* [DATA SUPPLIED]:

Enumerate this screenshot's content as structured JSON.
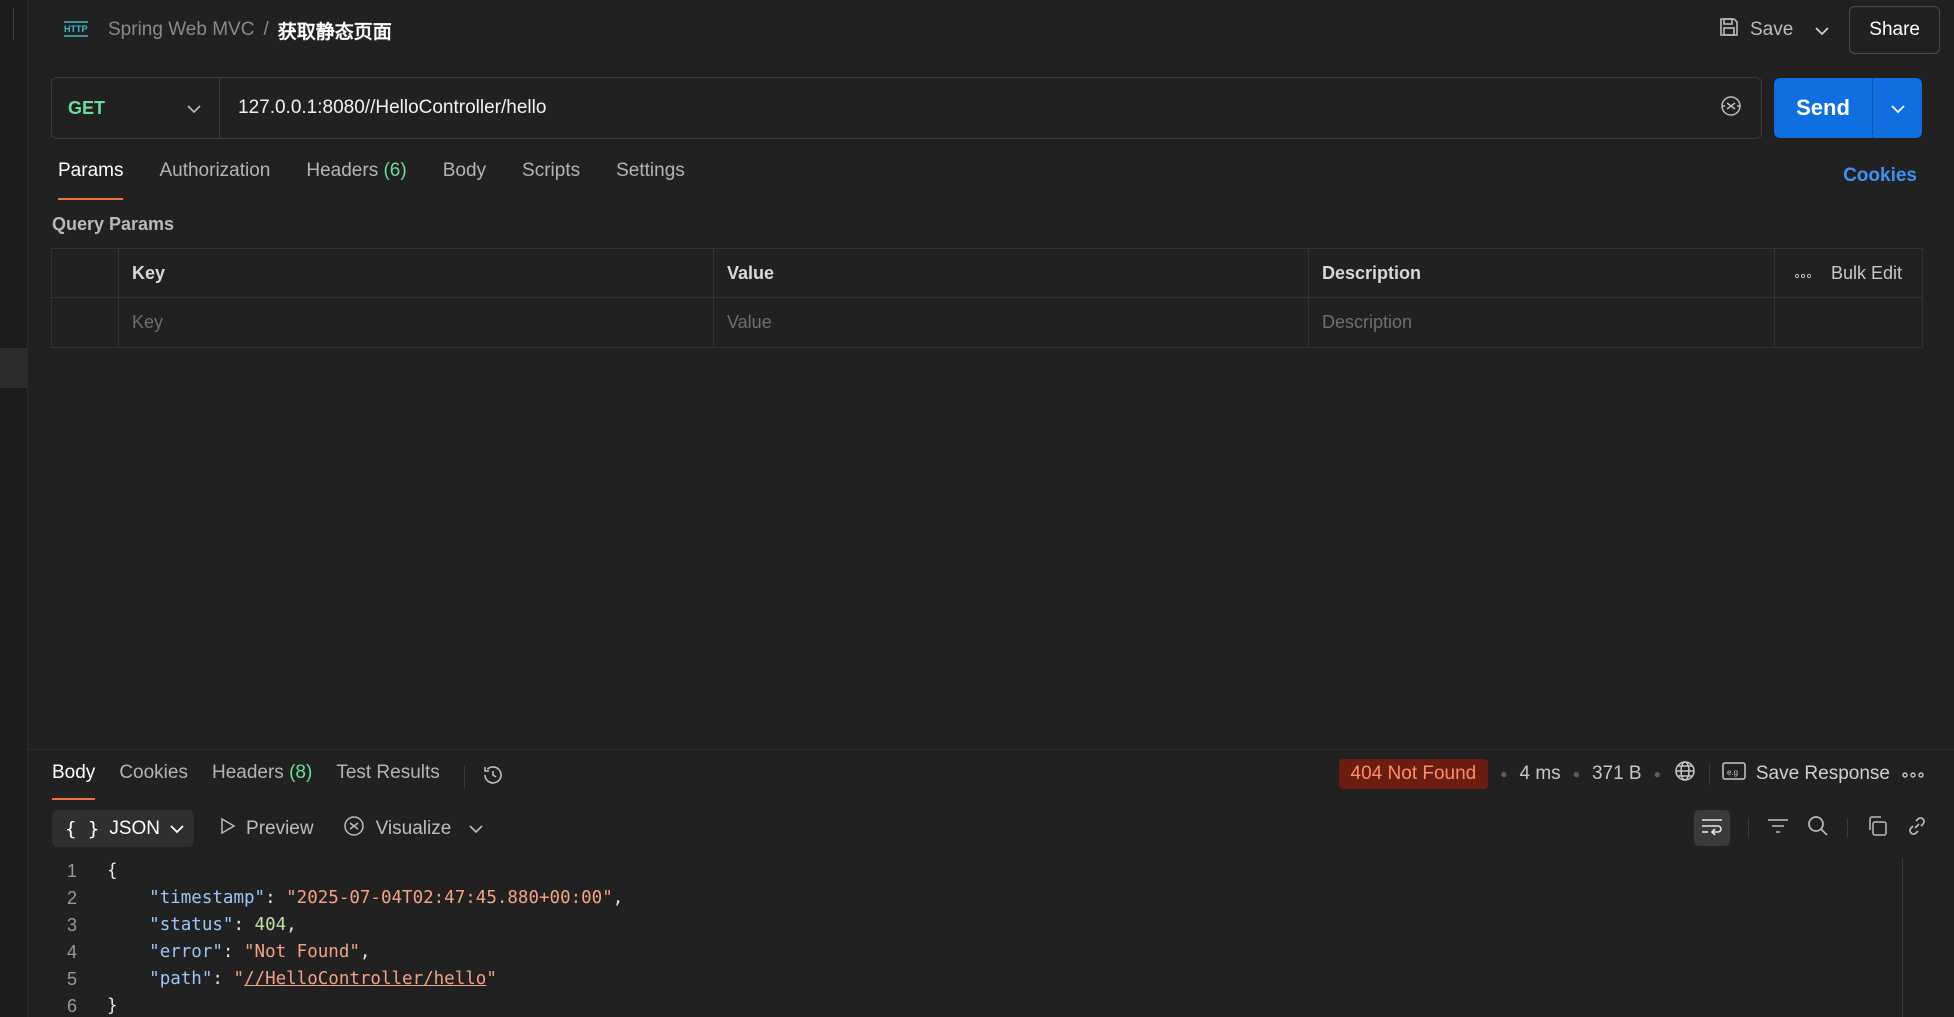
{
  "header": {
    "icon": "http-request-icon",
    "collection": "Spring Web MVC",
    "separator": "/",
    "request_name": "获取静态页面",
    "save_label": "Save",
    "share_label": "Share"
  },
  "request": {
    "method": "GET",
    "url": "127.0.0.1:8080//HelloController/hello",
    "send_label": "Send"
  },
  "request_tabs": [
    {
      "label": "Params",
      "count": "",
      "active": true
    },
    {
      "label": "Authorization",
      "count": "",
      "active": false
    },
    {
      "label": "Headers",
      "count": "(6)",
      "active": false
    },
    {
      "label": "Body",
      "count": "",
      "active": false
    },
    {
      "label": "Scripts",
      "count": "",
      "active": false
    },
    {
      "label": "Settings",
      "count": "",
      "active": false
    }
  ],
  "cookies_link": "Cookies",
  "query_params": {
    "title": "Query Params",
    "columns": [
      "Key",
      "Value",
      "Description"
    ],
    "bulk_edit": "Bulk Edit",
    "placeholders": {
      "key": "Key",
      "value": "Value",
      "description": "Description"
    }
  },
  "response_tabs": [
    {
      "label": "Body",
      "count": "",
      "active": true
    },
    {
      "label": "Cookies",
      "count": "",
      "active": false
    },
    {
      "label": "Headers",
      "count": "(8)",
      "active": false
    },
    {
      "label": "Test Results",
      "count": "",
      "active": false
    }
  ],
  "response_meta": {
    "status": "404 Not Found",
    "time": "4 ms",
    "size": "371 B",
    "save_response": "Save Response",
    "status_color": "#6b1d10"
  },
  "response_toolbar": {
    "format": "JSON",
    "preview": "Preview",
    "visualize": "Visualize"
  },
  "response_body": {
    "line_numbers": [
      "1",
      "2",
      "3",
      "4",
      "5",
      "6"
    ],
    "open_brace": "{",
    "close_brace": "}",
    "fields": [
      {
        "key": "\"timestamp\"",
        "value": "\"2025-07-04T02:47:45.880+00:00\"",
        "comma": ","
      },
      {
        "key": "\"status\"",
        "value": "404",
        "comma": ","
      },
      {
        "key": "\"error\"",
        "value": "\"Not Found\"",
        "comma": ","
      },
      {
        "key": "\"path\"",
        "value": "//HelloController/hello",
        "comma": ""
      }
    ]
  },
  "colors": {
    "accent": "#0f6fe0",
    "method_get": "#6bdd9a",
    "active_tab_underline": "#f0743e",
    "link": "#3c92f4"
  }
}
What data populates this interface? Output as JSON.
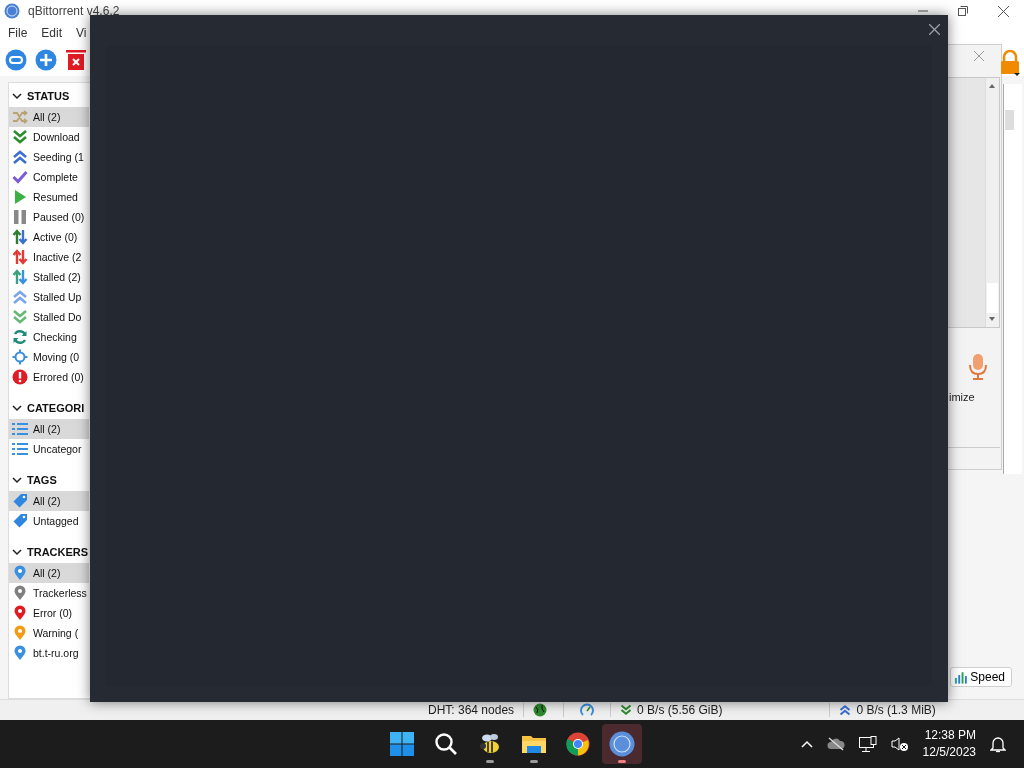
{
  "window": {
    "title": "qBittorrent v4.6.2"
  },
  "menu": [
    {
      "label": "File"
    },
    {
      "label": "Edit"
    },
    {
      "label": "Vi"
    }
  ],
  "sidebar": {
    "sections": [
      {
        "title": "STATUS",
        "expanded": true,
        "items": [
          {
            "label": "All (2)",
            "kind": "all",
            "selected": true
          },
          {
            "label": "Download",
            "kind": "downloading",
            "selected": false
          },
          {
            "label": "Seeding (1",
            "kind": "seeding",
            "selected": false
          },
          {
            "label": "Complete",
            "kind": "completed",
            "selected": false
          },
          {
            "label": "Resumed",
            "kind": "resumed",
            "selected": false
          },
          {
            "label": "Paused (0)",
            "kind": "paused",
            "selected": false
          },
          {
            "label": "Active (0)",
            "kind": "active",
            "selected": false
          },
          {
            "label": "Inactive (2",
            "kind": "inactive",
            "selected": false
          },
          {
            "label": "Stalled (2)",
            "kind": "stalled",
            "selected": false
          },
          {
            "label": "Stalled Up",
            "kind": "stalled_up",
            "selected": false
          },
          {
            "label": "Stalled Do",
            "kind": "stalled_down",
            "selected": false
          },
          {
            "label": "Checking",
            "kind": "checking",
            "selected": false
          },
          {
            "label": "Moving (0",
            "kind": "moving",
            "selected": false
          },
          {
            "label": "Errored (0)",
            "kind": "errored",
            "selected": false
          }
        ]
      },
      {
        "title": "CATEGORI",
        "expanded": true,
        "items": [
          {
            "label": "All (2)",
            "kind": "category",
            "selected": true
          },
          {
            "label": "Uncategor",
            "kind": "category",
            "selected": false
          }
        ]
      },
      {
        "title": "TAGS",
        "expanded": true,
        "items": [
          {
            "label": "All (2)",
            "kind": "tag",
            "selected": true
          },
          {
            "label": "Untagged",
            "kind": "tag",
            "selected": false
          }
        ]
      },
      {
        "title": "TRACKERS",
        "expanded": true,
        "items": [
          {
            "label": "All (2)",
            "kind": "tracker_all",
            "selected": true
          },
          {
            "label": "Trackerless",
            "kind": "tracker_none",
            "selected": false
          },
          {
            "label": "Error (0)",
            "kind": "tracker_error",
            "selected": false
          },
          {
            "label": "Warning (",
            "kind": "tracker_warning",
            "selected": false
          },
          {
            "label": "bt.t-ru.org",
            "kind": "tracker_site",
            "selected": false
          }
        ]
      }
    ]
  },
  "side_window": {
    "button_text": "imize"
  },
  "speed_button": {
    "label": "Speed"
  },
  "status_bar": {
    "dht": "DHT: 364 nodes",
    "download": "0 B/s (5.56 GiB)",
    "upload": "0 B/s (1.3 MiB)"
  },
  "taskbar": {
    "apps": [
      {
        "kind": "start",
        "running": false,
        "active": false
      },
      {
        "kind": "search",
        "running": false,
        "active": false
      },
      {
        "kind": "bee",
        "running": true,
        "active": false
      },
      {
        "kind": "files",
        "running": true,
        "active": false
      },
      {
        "kind": "browser",
        "running": false,
        "active": false
      },
      {
        "kind": "qbittorrent",
        "running": true,
        "active": true
      }
    ],
    "clock": {
      "time": "12:38 PM",
      "date": "12/5/2023"
    }
  }
}
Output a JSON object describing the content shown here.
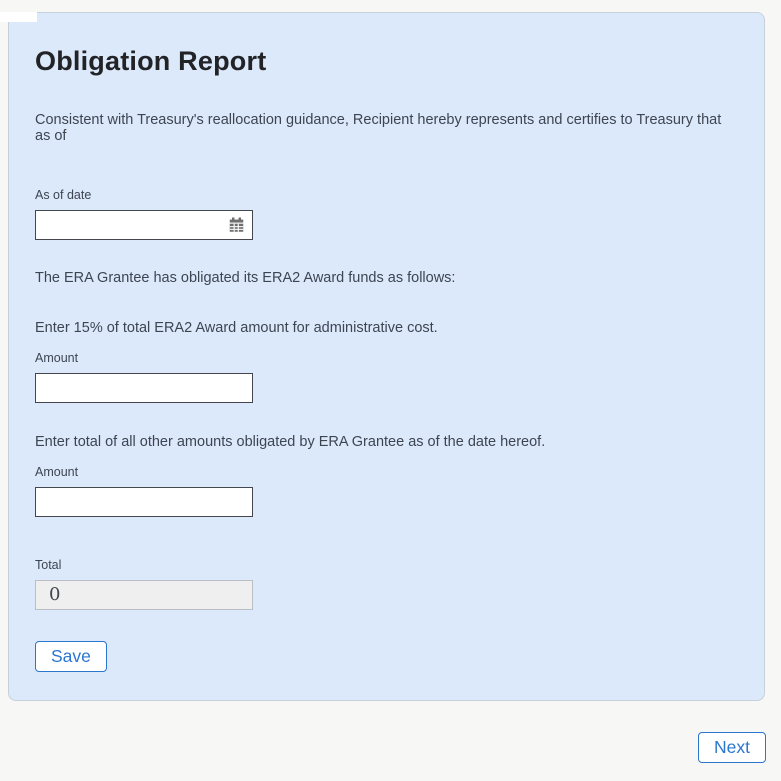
{
  "panel": {
    "title": "Obligation Report",
    "intro": "Consistent with Treasury's reallocation guidance, Recipient hereby represents and certifies to Treasury that as of",
    "obligated_text": "The ERA Grantee has obligated its ERA2 Award funds as follows:",
    "admin_instruction": "Enter 15% of total ERA2 Award amount for administrative cost.",
    "other_instruction": "Enter total of all other amounts obligated by ERA Grantee as of the date hereof."
  },
  "fields": {
    "as_of_date": {
      "label": "As of date",
      "value": ""
    },
    "admin_amount": {
      "label": "Amount",
      "value": ""
    },
    "other_amount": {
      "label": "Amount",
      "value": ""
    },
    "total": {
      "label": "Total",
      "value": "0"
    }
  },
  "buttons": {
    "save": "Save",
    "next": "Next"
  },
  "icons": {
    "calendar": "calendar-icon"
  },
  "colors": {
    "panel_bg": "#dce9fb",
    "page_bg": "#f7f7f5",
    "accent_blue": "#2b76cf",
    "input_border": "#44474d",
    "body_text": "#3d4551",
    "icon_gray": "#6f6f6f"
  }
}
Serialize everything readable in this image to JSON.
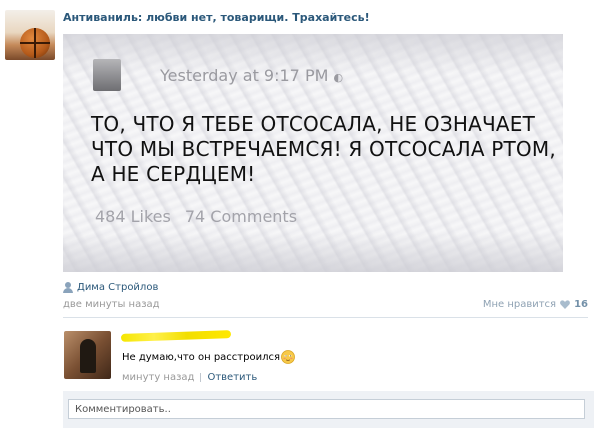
{
  "post": {
    "group_name": "Антиваниль: любви нет, товарищи. Трахайтесь!",
    "image": {
      "timestamp": "Yesterday at 9:17 PM",
      "status_lines": [
        "ТО, ЧТО Я ТЕБЕ ОТСОСАЛА, НЕ ОЗНАЧАЕТ",
        "ЧТО МЫ ВСТРЕЧАЕМСЯ! Я ОТСОСАЛА РТОМ,",
        "А НЕ СЕРДЦЕМ!"
      ],
      "likes": "484 Likes",
      "comments": "74 Comments"
    },
    "author": "Дима Стройлов",
    "time": "две минуты назад",
    "like_label": "Мне нравится",
    "like_count": "16"
  },
  "comment": {
    "text": "Не думаю,что он расстроился",
    "time": "минуту назад",
    "reply_label": "Ответить"
  },
  "comment_input": {
    "placeholder": "Комментировать.."
  },
  "colors": {
    "link": "#2b587a",
    "muted": "#999999",
    "separator": "#dae1e8",
    "input_border": "#c5ced7",
    "comment_area_bg": "#eef1f5"
  }
}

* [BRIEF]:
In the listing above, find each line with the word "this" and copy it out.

* [RESULT OF THE EXERCISE]:
Enumerate this screenshot's content as structured JSON.
What data populates this interface? Output as JSON.
Serialize everything readable in this image to JSON.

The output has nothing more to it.